Reply with nothing but how many lines in the entries below include "name".

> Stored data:
:::::

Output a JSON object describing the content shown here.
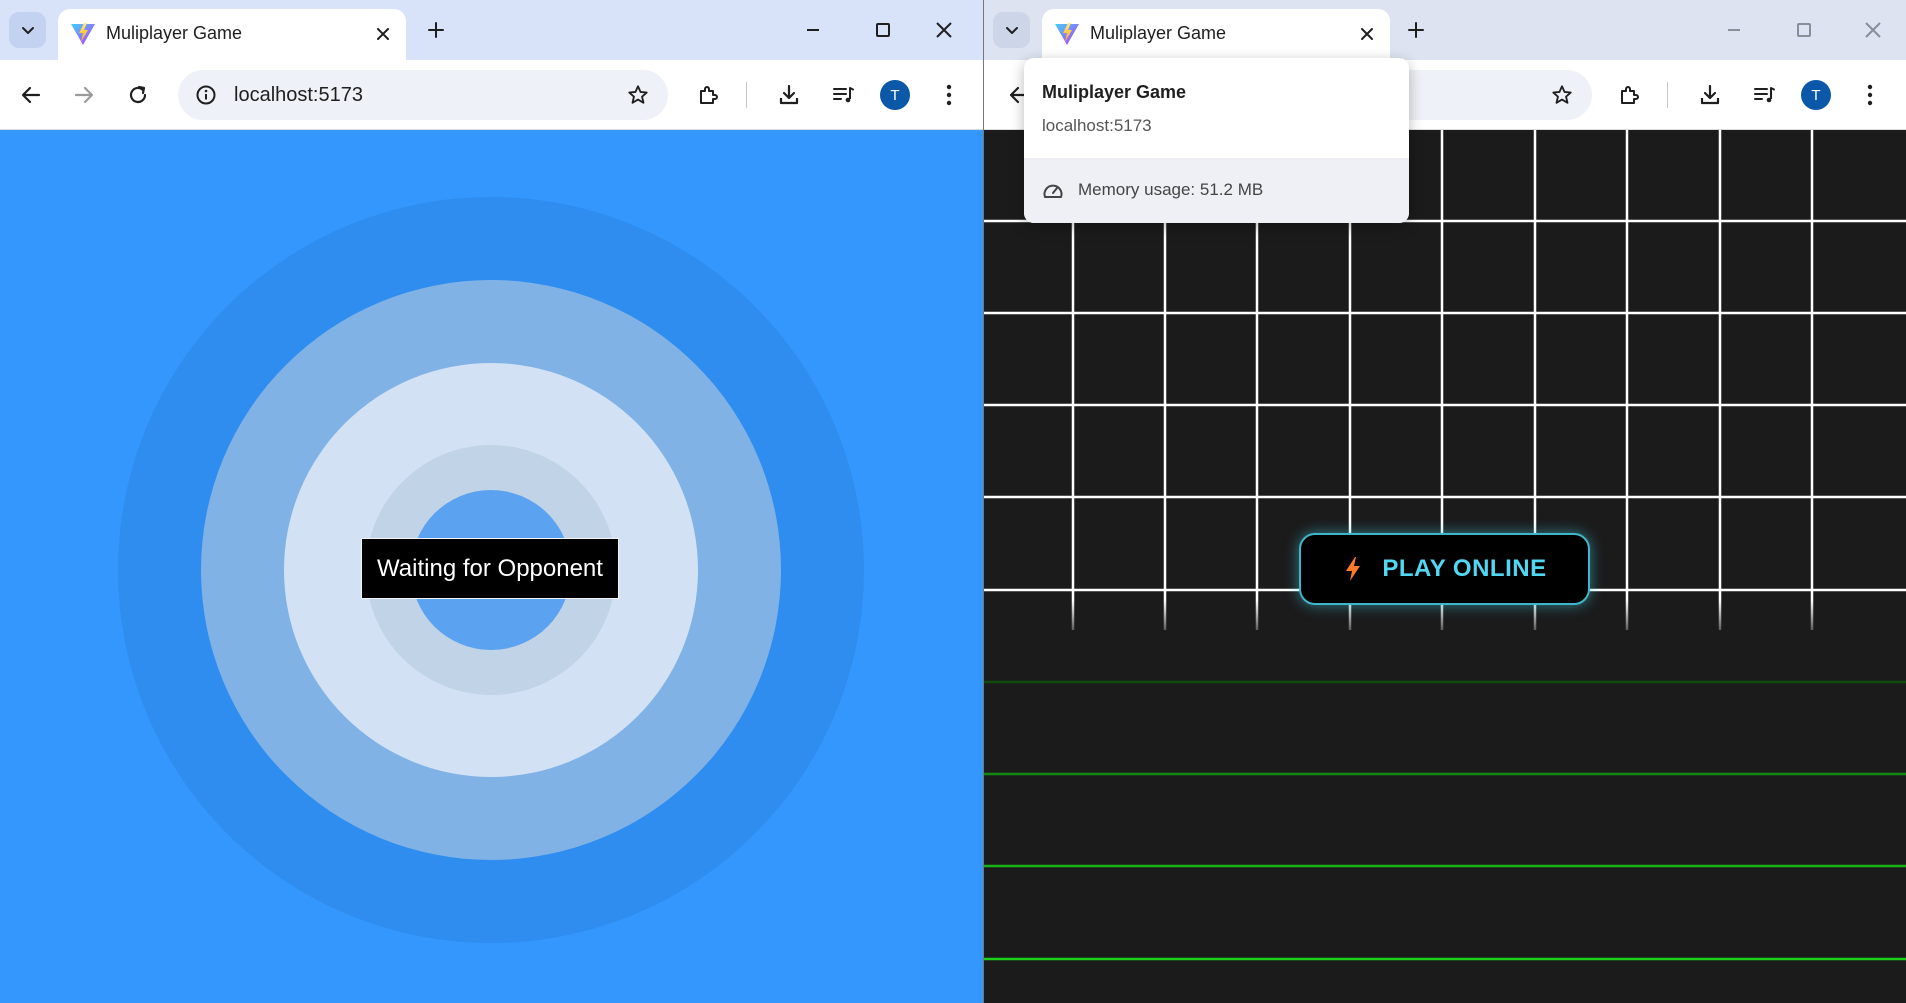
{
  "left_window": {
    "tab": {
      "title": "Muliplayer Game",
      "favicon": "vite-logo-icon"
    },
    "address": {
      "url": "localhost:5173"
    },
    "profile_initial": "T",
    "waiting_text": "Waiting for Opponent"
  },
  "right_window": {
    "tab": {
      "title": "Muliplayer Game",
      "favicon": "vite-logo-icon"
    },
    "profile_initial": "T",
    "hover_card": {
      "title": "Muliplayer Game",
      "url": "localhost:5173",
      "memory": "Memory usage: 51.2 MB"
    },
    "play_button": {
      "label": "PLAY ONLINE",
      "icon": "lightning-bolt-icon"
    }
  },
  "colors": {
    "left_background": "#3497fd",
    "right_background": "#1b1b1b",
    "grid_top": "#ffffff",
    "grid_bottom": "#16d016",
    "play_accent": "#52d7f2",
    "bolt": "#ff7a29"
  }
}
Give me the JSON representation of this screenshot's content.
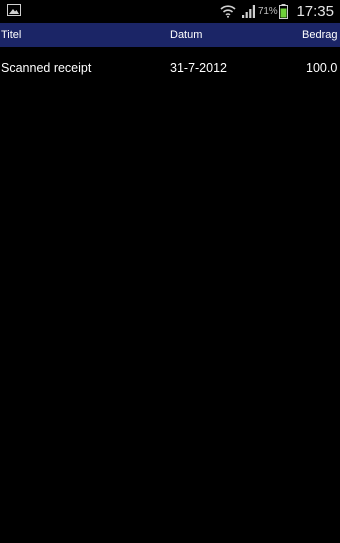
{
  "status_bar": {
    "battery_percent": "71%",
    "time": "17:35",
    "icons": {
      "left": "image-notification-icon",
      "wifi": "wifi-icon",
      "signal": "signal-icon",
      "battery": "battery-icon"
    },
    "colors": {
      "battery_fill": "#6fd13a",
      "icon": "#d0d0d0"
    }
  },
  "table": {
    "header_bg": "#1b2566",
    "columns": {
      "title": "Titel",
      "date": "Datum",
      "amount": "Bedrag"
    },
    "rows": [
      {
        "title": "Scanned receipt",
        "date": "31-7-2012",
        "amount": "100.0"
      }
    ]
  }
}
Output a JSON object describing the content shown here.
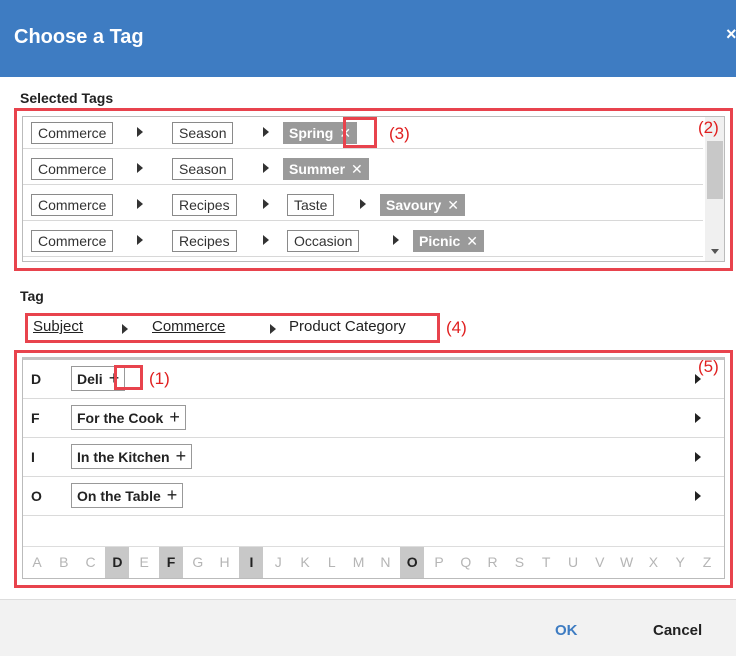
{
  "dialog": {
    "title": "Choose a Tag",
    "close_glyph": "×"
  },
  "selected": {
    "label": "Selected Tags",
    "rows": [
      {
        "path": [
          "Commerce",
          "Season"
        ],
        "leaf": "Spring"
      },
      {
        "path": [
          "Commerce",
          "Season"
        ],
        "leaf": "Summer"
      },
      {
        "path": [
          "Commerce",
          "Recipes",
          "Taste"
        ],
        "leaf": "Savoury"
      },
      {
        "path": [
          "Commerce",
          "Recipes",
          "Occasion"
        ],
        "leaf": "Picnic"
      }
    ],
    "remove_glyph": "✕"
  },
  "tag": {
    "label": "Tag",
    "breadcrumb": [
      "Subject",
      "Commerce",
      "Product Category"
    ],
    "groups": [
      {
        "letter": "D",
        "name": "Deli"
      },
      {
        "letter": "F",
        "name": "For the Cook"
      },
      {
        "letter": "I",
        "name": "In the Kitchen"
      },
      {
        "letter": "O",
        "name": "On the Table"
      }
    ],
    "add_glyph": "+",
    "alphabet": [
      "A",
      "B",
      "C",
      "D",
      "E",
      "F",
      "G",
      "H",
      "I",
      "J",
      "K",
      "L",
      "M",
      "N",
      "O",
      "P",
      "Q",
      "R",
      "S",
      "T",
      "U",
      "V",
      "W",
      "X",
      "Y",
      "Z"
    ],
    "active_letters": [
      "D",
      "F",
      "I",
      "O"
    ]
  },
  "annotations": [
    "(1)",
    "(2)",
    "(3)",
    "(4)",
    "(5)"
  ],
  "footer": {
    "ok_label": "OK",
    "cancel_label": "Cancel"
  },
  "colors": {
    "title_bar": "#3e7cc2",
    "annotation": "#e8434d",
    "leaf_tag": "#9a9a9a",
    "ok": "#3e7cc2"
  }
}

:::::

> Final answer: 4